All of the historic vehicle information based on VIN 

All personal credit\driving history based on personal details

Now for a new company, they would have to rely on contracts with all of these companies to make sure they have enough data on the customer which they can pull, and do a good risk analysis to provide insurance.

The actual data is owned by the customers but handled by middlemen who literally charge to hold and provide when needed to companies.

Can these middlemen be replaced instead by a blockchain? Can it be used for a system of record for such information as this is not

a. specific to insurance company

b. belongs to the customer

Limiting the use

Blockchains are slow and expensive(compared to centralized datastore with api on it). So what info can reasonably be on it and benefit from it.

Should the basic quote information or any such be on the blockchain which is too expensive and definitely won't bring in any advantage to having it there on it? Definitely not.

The strongest reason for blockchain is the data is immutable and anyone with the right authorization can access it.

Let's make some rules on what kind of data can be on the blockchain.

1. Data that doesn't change and is on record for life

2. Data sensitive enough to be behind a paywall\access restriction, but not sensitive enough to be used against the owner (like SSN etc)

What are some of the examples of such data?

Vehicles - VIN, Accident History

Drivers - Driving History

What is the role of insurance companies here

- Provide to be custodian to customer info by holding the keys

- Permit to use that info for any profit sharing etc when other companies request it


I will strongly advocate not leveraging blockchain to create the insurance product itself. Like using oracles, DeFi, and all, they might sound good and find use cases, but they are really not that fast, nor cost-effective, or any other reason to use it than to sound good with the trend. There are clearly other implementations and areas to be explored than what I just mentioned above.

So my suggestion for someone who is building a new insurance company ground up, do what you do the best, but be the incubator to have your customer's own information on a blockchain and offer to be a custodian for it. You should look for it to expand where other companies are willing to offer to share similar information on it and offer to be custodians for that too. And the customer should be able to choose his custodian or as such and benefit from it.

Now, on the question of which blockchain to use? There are many good ones out there to choose from. If you talk to a Bitcoin Maximalist they think everything can be on bitcoin or if you talk to an altcoin person, they think it's the next big thing. There are many good-intentioned reasonable public blockchains out there to choose from. But it's a discussion by itself to go over pros and cons of each and choose one.

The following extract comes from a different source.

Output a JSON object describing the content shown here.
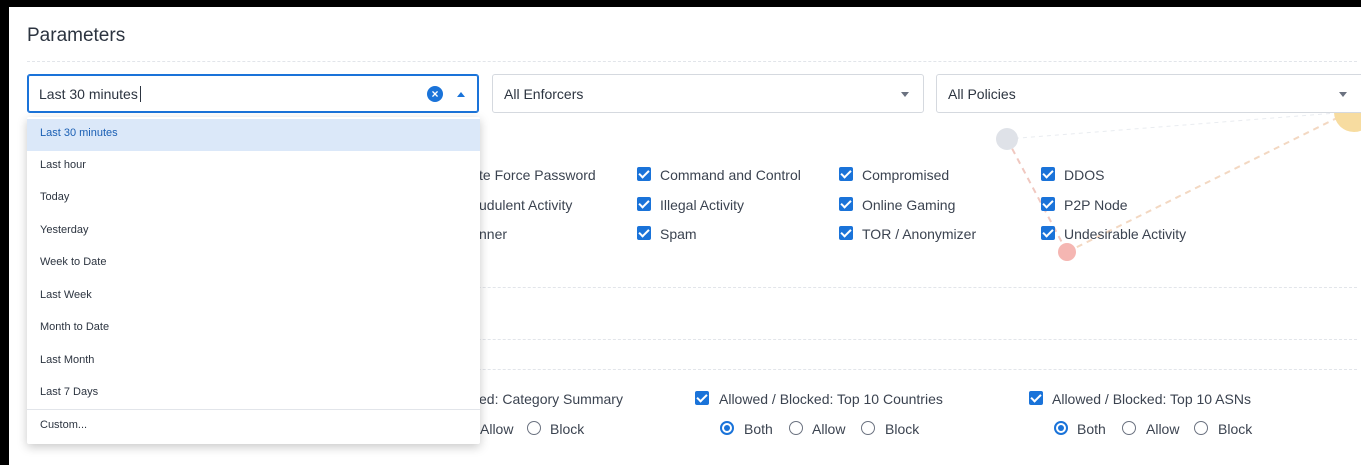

Then there are cases for creating a federated blockchain which many consortiums did, but if you cut the noise they are just replicated databases with central authority on commit with no real distributed consciousness mechanism.